YOUR TASK: Collect each line of the records containing the string "this".
------------------------------------------------------------------------
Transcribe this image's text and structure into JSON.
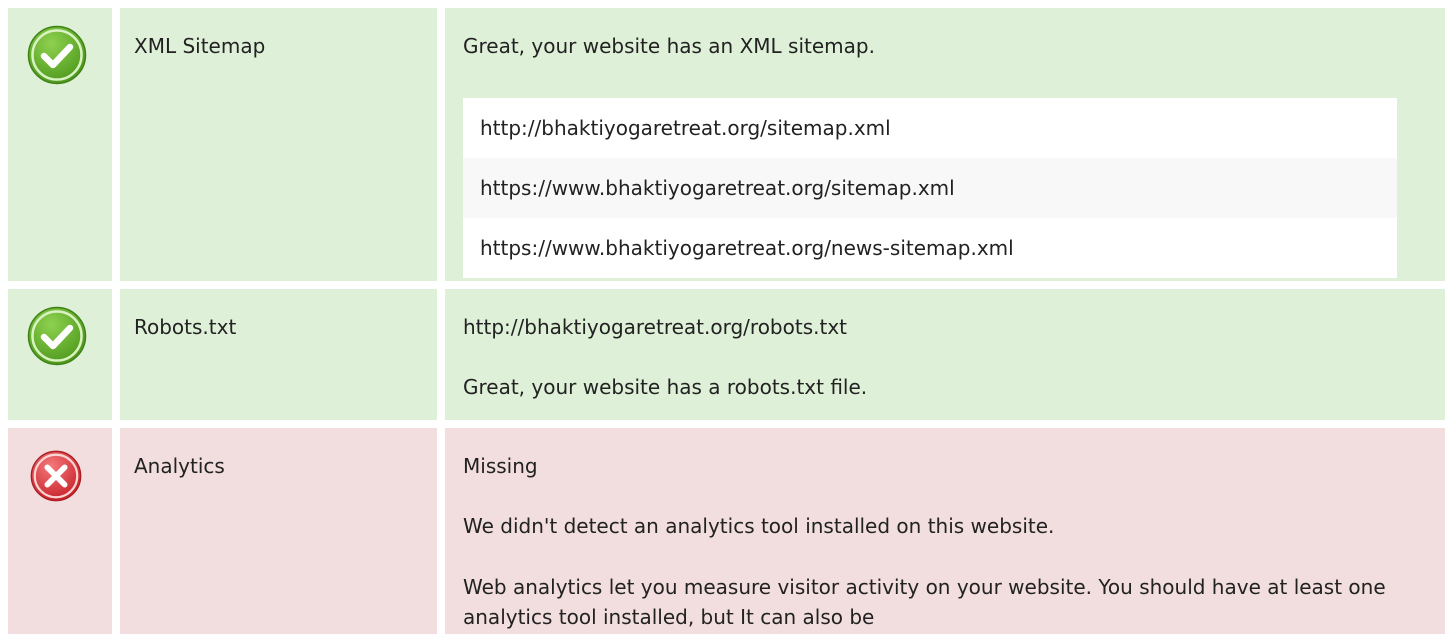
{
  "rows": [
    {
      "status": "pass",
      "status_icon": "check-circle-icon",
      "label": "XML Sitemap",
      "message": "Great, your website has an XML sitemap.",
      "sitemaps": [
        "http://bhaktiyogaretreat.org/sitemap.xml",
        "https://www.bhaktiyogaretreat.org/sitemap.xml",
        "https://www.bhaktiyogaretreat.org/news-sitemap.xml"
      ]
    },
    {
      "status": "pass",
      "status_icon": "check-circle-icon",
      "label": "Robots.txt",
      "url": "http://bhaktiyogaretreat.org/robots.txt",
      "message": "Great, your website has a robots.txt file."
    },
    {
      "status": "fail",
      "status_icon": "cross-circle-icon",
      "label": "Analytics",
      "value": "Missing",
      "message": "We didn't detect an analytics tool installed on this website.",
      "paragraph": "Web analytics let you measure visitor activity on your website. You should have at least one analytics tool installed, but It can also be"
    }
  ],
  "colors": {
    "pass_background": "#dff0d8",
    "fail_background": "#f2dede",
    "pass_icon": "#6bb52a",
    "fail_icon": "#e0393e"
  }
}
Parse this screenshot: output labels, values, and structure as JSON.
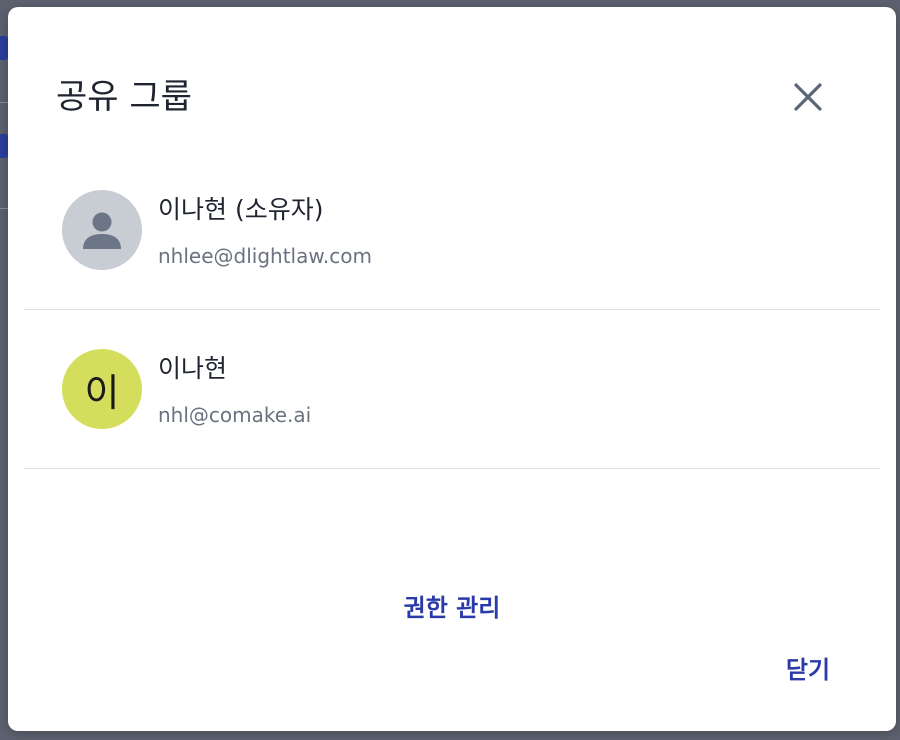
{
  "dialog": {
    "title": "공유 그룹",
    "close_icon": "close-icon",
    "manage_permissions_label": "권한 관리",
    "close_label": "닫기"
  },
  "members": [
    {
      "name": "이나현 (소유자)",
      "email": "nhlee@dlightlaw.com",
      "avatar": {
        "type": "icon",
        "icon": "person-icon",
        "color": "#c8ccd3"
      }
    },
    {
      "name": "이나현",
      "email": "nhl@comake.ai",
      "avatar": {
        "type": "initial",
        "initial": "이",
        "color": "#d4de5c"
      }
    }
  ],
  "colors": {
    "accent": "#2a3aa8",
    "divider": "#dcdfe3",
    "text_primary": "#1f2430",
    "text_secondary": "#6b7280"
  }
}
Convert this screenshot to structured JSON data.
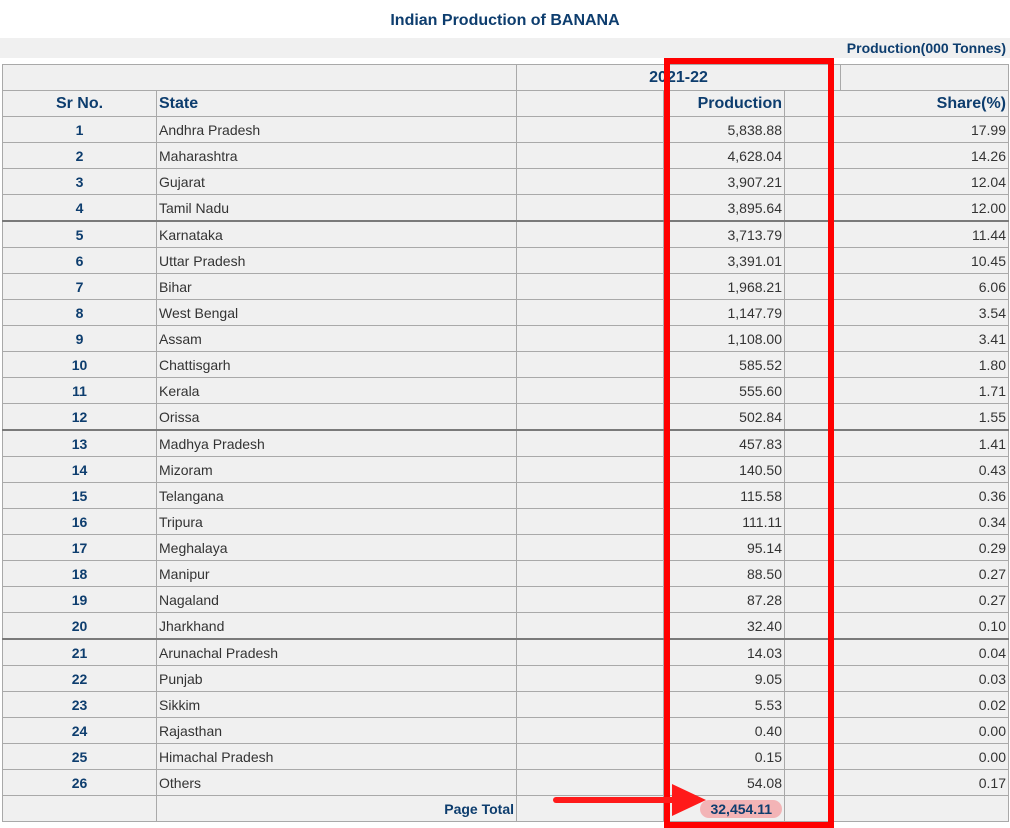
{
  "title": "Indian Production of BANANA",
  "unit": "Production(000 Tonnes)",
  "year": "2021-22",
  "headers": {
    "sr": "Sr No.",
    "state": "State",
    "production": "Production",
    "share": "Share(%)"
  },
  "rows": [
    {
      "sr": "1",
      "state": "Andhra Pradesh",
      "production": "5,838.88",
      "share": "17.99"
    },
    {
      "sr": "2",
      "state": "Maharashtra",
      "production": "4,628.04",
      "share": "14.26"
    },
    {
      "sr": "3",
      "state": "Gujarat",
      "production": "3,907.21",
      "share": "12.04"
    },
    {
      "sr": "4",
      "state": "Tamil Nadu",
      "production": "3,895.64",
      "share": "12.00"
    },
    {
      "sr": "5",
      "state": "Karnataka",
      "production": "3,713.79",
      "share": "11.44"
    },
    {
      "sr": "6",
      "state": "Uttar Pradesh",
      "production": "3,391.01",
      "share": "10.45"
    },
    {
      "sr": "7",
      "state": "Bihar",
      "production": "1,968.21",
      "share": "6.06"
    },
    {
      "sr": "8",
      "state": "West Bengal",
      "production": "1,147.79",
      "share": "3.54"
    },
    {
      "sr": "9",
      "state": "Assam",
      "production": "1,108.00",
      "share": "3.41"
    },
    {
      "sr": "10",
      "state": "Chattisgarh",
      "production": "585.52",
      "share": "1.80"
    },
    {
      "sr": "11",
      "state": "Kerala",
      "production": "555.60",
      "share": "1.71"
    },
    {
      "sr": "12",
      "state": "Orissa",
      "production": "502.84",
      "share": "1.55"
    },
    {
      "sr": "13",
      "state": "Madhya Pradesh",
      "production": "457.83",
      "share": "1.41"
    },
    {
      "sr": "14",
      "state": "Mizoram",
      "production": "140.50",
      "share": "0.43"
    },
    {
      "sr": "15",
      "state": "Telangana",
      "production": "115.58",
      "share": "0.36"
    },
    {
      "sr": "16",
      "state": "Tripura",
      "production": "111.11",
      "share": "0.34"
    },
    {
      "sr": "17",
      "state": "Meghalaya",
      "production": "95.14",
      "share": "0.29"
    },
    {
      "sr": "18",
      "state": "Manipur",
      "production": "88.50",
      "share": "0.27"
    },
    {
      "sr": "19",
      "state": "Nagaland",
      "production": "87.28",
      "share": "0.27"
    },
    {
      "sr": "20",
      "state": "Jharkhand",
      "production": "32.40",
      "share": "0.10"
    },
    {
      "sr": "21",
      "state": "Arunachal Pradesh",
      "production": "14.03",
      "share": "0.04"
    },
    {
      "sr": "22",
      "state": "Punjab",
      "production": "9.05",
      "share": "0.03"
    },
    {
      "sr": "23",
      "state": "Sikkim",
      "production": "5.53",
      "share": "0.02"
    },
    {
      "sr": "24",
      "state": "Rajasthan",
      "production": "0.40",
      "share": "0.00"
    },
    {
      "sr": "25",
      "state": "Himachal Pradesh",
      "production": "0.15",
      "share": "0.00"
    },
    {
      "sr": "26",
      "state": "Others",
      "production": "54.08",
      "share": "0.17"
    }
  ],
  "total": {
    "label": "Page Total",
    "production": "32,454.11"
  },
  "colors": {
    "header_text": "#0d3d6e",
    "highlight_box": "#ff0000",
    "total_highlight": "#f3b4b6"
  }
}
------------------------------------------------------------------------
RESULT:
Transcribe this image's text and structure into JSON.
      "message": "We didn't detect an analytics tool installed on this website.",
Parse this screenshot: output labels, values, and structure as JSON.
Convert this screenshot to structured JSON data.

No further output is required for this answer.